On Sunday Pennsylvania firefighters rushed to a Lewiston home after hearing reports of a car accident, only to discover that a Toyota Corolla had somehow crashed into the side of the home’s second floor! Junction Fire Company administrator Sam Baumgardner told the Washington Post Tuesday:
“This is the stuff you see in movies. That had guys scratching their heads right off the bat. … You have the potential of a fire from a vehicle that’s still running. There was a lot of concern when they pulled up as to what they were getting into.”
The Junction Fire Company shared a Facebook post about the incident Sunday, noting they arrived at the scene “within minutes” after the emergency call, adding that the driver had already exited the vehicle. Pictures showed off the gray sedan lodged into a second-floor window, with its rear end dangling over the home’s front porch. Take a look at the nearly-unbelievable sight (below):

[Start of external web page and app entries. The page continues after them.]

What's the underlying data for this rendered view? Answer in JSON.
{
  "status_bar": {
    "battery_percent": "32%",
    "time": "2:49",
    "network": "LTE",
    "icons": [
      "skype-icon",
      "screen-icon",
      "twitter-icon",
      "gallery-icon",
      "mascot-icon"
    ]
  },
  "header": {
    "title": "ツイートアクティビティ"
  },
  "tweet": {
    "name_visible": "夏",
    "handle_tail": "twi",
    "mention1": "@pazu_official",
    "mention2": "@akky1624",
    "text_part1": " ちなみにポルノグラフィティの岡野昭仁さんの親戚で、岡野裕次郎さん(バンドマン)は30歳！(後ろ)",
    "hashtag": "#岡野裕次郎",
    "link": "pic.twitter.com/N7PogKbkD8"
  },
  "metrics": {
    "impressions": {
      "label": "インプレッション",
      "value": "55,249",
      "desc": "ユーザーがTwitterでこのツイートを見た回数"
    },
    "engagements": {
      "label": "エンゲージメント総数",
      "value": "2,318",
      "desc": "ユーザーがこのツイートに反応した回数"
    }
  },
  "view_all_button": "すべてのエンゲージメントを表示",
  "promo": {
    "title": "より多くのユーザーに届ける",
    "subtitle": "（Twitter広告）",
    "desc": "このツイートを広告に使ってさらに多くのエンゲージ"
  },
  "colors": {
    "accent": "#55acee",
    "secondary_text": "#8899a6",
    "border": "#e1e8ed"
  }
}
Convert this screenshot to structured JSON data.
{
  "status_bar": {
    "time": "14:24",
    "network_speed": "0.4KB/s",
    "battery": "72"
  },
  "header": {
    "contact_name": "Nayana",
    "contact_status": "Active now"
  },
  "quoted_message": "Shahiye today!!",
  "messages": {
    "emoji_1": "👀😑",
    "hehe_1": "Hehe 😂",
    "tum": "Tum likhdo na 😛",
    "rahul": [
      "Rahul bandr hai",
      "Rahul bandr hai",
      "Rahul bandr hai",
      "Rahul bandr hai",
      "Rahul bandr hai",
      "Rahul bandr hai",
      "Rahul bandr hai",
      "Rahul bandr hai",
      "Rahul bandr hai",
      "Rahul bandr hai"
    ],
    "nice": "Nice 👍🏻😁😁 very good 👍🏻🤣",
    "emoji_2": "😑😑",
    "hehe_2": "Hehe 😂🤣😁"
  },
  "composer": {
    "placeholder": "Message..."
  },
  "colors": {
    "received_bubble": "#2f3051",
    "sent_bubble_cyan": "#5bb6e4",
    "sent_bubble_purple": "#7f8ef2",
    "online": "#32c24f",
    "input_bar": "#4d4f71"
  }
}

Baumgardner told the outlet there was one person home at the time of the incident — but luckily they were downstairs when it happened. Crazy accident, right? Maybe not! Get this: Pennsylvania State Police are saying the event was “an intentional act”!
The driver, who was identified as 20-year-old Evan Miller, is apparently facing the following charges: careless driving, reckless driving, aggravated assault, reckless endangerment, and criminal mischief, according to court records obtained by the outlet. Police have not declared a motive for the incident, but Baumgardner speculates the young adult, who was hospitalized for related injuries, may have purposely hit a culvert at a high rate of speed, launching the vehicle into the air:
“The raise and elevation from the bottom and top of the culvert was enough to give the vehicle the ability to clear the vehicles in the driveway and land in the second floor of the house.”
It took rescue crews about three hours to remove the car and stabilize the home, and afterward the Junction Fire Company helped the homeowners cover the gaping hole with a tarp.
We’re just glad everyone is okay! What are YOUR thoughts on this wacky situation, Perezcious readers? Let us know in the comments down below!
[Images via Junction Fire Company/Facebook]